Investing in stocks has indefinite upside, a powerful concept for investors to keep in mind. Over the long haul, you can achieve incredible returns by simply striving to pick stocks to beat the market. And occasionally these stocks are absolute home runs. Some can even go up 10,000%, turning every $10,000 investment into $1 million (without even including dividends).

Stocks that rise in price this much are called 100-baggers. And McDonald's (MCD -1.65%) and Starbucks (SBUX -0.77%) are two restaurant stocks that have earned this title. If you bought McDonald's stock in 1982, you'd have a 100-bagger today -- likewise if you bought Starbucks stock in 1994.

Here's how these companies did it, and which stock can still beat the market going forward.

A group of women are served food at a restaurant.

Image source: Getty Images.

Achieving 100-bagger status

McDonald's has over 39,000 locations worldwide, while Starbucks has over 32,000. Their large size has helped place them among the top five largest restaurant stocks.

Before their respective 100-bagger journeys, each was a much smaller company. McDonald's ended 1982 with 7,259 locations; Starbucks ended 1994 with just 425. To expand as they have, the companies had to grow outside their U.S. home market.

For full-year 2019, just 37% of McDonald's total revenue was generated in the U.S. Starbucks generates less revenue internationally: 69% in the U.S. and Canada for fiscal 2019. But its international segment is still providing the bulk of its growth right now.

These 100-bagger restaurants achieved these returns with very different business structures. McDonald's is primarily franchised and generates a lot of revenue by being a landlord to its franchisees. By contrast, Starbucks' revenue is split pretty evenly between franchised and company-owned stores. So the business structure isn't the primary factor for these companies' success. Rather, new locations led to astronomical revenue growth.

But revenue growth isn't everything; being profitable also helps. A growing bottom line allowed the companies to not only reinvest in their businesses, but also reward shareholders through share repurchases and dividends. I think the following chart on McDonald's illustrates how these returns compound over time.

MCD Chart

MCD data by YCharts.

Revenue growth by domestic and international expansion, increased net profit margins, a reduced share count, and a growing dividend were all contributing factors in making McDonald's and Starbucks 100-bagger stocks. 

Why Starbucks has more upside right now

Admittedly, 100-bagger opportunities are very rare. Of the roughly 50 publicly traded restaurant stocks today, I wouldn't bet any of them could turn $10,000 into $1 million like McDonald's and Starbucks have done. But I believe several of them can beat the market average. And between these two 100-baggers, I'd wager Starbucks has what it takes to outperform for the next five to 10 years.

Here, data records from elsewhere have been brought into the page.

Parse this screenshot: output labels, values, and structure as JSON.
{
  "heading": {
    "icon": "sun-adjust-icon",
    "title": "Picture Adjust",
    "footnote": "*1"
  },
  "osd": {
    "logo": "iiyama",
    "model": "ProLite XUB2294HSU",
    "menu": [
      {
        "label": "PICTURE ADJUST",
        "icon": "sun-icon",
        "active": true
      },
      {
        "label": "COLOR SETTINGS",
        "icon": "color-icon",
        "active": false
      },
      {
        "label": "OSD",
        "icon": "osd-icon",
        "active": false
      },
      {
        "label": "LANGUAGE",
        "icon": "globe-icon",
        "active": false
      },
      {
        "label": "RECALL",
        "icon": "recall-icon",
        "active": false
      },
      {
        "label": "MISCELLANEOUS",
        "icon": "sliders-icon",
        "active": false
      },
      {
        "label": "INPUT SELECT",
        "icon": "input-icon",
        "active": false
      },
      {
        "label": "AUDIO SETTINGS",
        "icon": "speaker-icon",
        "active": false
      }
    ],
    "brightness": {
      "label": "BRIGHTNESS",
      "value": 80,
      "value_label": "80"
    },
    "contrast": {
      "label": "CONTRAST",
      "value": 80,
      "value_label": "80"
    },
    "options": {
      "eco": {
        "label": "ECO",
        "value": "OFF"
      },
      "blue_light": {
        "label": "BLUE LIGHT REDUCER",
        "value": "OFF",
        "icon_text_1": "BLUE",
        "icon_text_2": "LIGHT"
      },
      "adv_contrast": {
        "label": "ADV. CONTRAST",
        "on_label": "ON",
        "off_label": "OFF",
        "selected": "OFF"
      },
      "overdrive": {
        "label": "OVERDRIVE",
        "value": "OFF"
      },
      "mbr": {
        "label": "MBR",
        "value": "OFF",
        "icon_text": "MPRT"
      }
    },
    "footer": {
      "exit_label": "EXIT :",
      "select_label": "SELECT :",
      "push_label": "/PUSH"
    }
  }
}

A Starbucks' barista hands a woman her drink at a Starbucks Pickup location.

A Starbucks Pickup location. Image source: Starbucks.

There are two big reasons I like Starbucks right now. First, it's still a growth company despite its massive operations. It has already returned to growth in China: For 2020, it plans to open 500 new locations in that country. And given China's population and the current store count there, Starbucks can open locations at this torrid pace for years.

Second, the COVID-19 pandemic has given Starbucks a renewed sense of urgency. Over the next 16 months or so, it will be executing a plan to close 400 U.S. locations with low sales volume. These will be replaced with a new takeout-only restaurant model called Starbucks Pickup. These two factors tell me it can still grow its top line with new locations and expand its profit margin with leaner operations. I believe that's a market-beating formula.

By contrast, McDonald's growth has hit a wall. In 2019, it generated $21 billion in revenue -- flat year over year. And that was before the pandemic. Revenue in the first half of 2020 is down 19% from the comparable period in 2019. I suspect business will bounce back as we move further past the coronavirus. But McDonald's is a low-growth, mature company in the best of times.

I don't mean to imply McDonald's is doomed. On the contrary, as a restaurant franchiser, it's among the very best in the business. By investing in menu innovation and technology, it consistently grows sales. In 2019, for example, systemwide sales were up 4% to $100 billion. But since it's mostly franchised, this increase in sales only translates to a negligible gain in corporate revenue.

Historically, McDonald's has rewarded shareholders through dividends and buybacks, which will continue. But with top-line growth challenged, it's limited in how much it can increase its shareholder-friendly moves. That's why Starbucks is a much safer growth investment: It can keep growing its business at a healthy clip from here.